BECKLEY, W.Va. — Following a recent meeting with state House delegates and county officials in southern West Virginia, Raleigh County Commission President Dave Tolliver said he is cautiously optimistic about the chances for legislative action to offset spiraling incarceration costs at regional jails.
Under current state law mandating a per diem rate for each inmate arrested and jailed, virtually all costs following an initial arrest by local authorities or by West Virginia State Police are absorbed at the county level. Tolliver told MetroNews he would like to see, at a minimum, passage of a bill requiring municipalities to cover the expenses associated with the first day of an arrest by city police.
“Most people who are bonded out of jail, it’s usually done within two days,” he explained.
Alternatively, Tolliver said he and a coalition of county commissioners, including those in Fayette, Boone, McDowell, Wyoming, Summers, Mercer, Monroe and Nicholas, want state lawmakers to allow counties to charge a sales tax similar to the 1 percent municipal sales tax permitted by the expansion of West Virginia’s Home Rule Program, which began in 2007 as a pilot initiative, allowing Huntington, Charleston, Wheeling and Bridgeport to enact laws, ordinances and policies without regard for the state code, under certain restrictions.
Although Tolliver said he understands the reluctance among many House delegates to pave the way for additional taxes being imposed on their constituents, he noted the City of Beckley’s adoption of a 1 percent tax under the Home Rule and predicted there would be general public acceptance of a levy intended to avert what otherwise would be a financial crisis impacting those same constituents.
“I said, ‘Well, you added the (municipal) tax to the people that live outside of Beckley.’ I mean, let’s get real, most people in Raleigh County come to Beckley to spend their money,” said Tolliver.

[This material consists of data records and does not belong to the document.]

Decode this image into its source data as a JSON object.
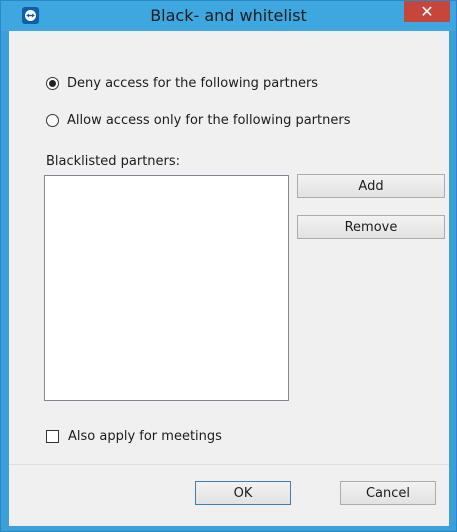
{
  "window": {
    "title": "Black- and whitelist",
    "close_glyph": "✕"
  },
  "options": {
    "deny_label": "Deny access for the following partners",
    "deny_checked": true,
    "allow_label": "Allow access only for the following partners",
    "allow_checked": false
  },
  "list": {
    "label": "Blacklisted partners:",
    "items": []
  },
  "buttons": {
    "add": "Add",
    "remove": "Remove",
    "ok": "OK",
    "cancel": "Cancel"
  },
  "meetings": {
    "label": "Also apply for meetings",
    "checked": false
  },
  "icons": {
    "app": "teamviewer-icon",
    "close": "close-icon"
  },
  "colors": {
    "titlebar": "#3ea7e0",
    "close_button": "#c7463b",
    "client": "#f0f0f0"
  }
}
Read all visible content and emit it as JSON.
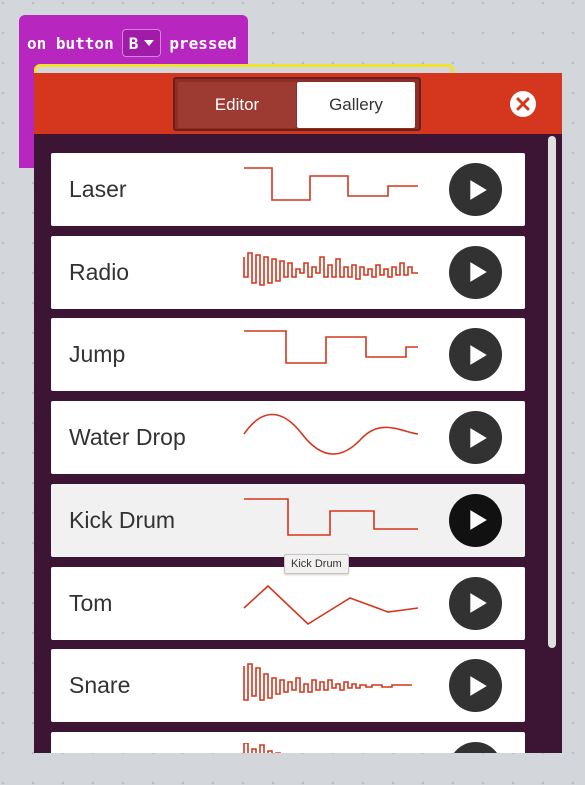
{
  "block": {
    "text_on": "on button",
    "button_value": "B",
    "text_pressed": "pressed",
    "color": "#b726bf"
  },
  "dialog": {
    "tabs": [
      {
        "label": "Editor",
        "selected": false
      },
      {
        "label": "Gallery",
        "selected": true
      }
    ],
    "close_icon": "close-icon",
    "header_color": "#d4371e",
    "body_color": "#3c1535"
  },
  "sounds": [
    {
      "label": "Laser",
      "wave": "laser"
    },
    {
      "label": "Radio",
      "wave": "radio"
    },
    {
      "label": "Jump",
      "wave": "jump"
    },
    {
      "label": "Water Drop",
      "wave": "water"
    },
    {
      "label": "Kick Drum",
      "wave": "kick",
      "hover": true
    },
    {
      "label": "Tom",
      "wave": "tom"
    },
    {
      "label": "Snare",
      "wave": "snare"
    },
    {
      "label": "",
      "wave": "partial"
    }
  ],
  "tooltip": "Kick Drum",
  "wave_color": "#d4371e"
}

Of the $2.5 million budgeted by the Raleigh County Commission for the fiscal year beginning in July, more than $880,000 has been spent to process, house and feed inmates in the county, according to Tolliver.
“If our jail bill continues to be $220,000 a month, then, this time next year, when we set the budget for 2020-21, there’s no way in the world we can keep up,” he said. “If this continues, there’s going to be some drastic cuts in Raleigh County.”
Tolliver warned of an impending fiscal crisis in which the commission would have no choice but to reduce expenditures drastically, including eliminating positions within the county government, in order to prevent escalating jail costs incurred at Southern Regional Jail and other facilities from engulfing the budget. To do otherwise, he said, would jeopardize Raleigh County’s allocation of the coal severance tax, the coalbed methane gas severance tax, and reallocated tax money, all of which would be redirected by state auditors to the county’s jail bill, in the event of a deficit.
“If you get behind, then the auditors, they will send you a letter stating, ‘What is your plan of correction? Are you going to cut budgets? Are you going to lay people off?’ They’re going to get their money, one way or the other,” said Tolliver.
During their annual meeting in August, members of the County Commissioners’ Association of West Virginia echoed Tolliver’s concerns, attributing most of the escalating jail costs to West Virginia’s drug abuse epidemic.
The association has advocated for the passage of a bill requiring all revenue generated by a county-level tax be used for regional incarceration expenses.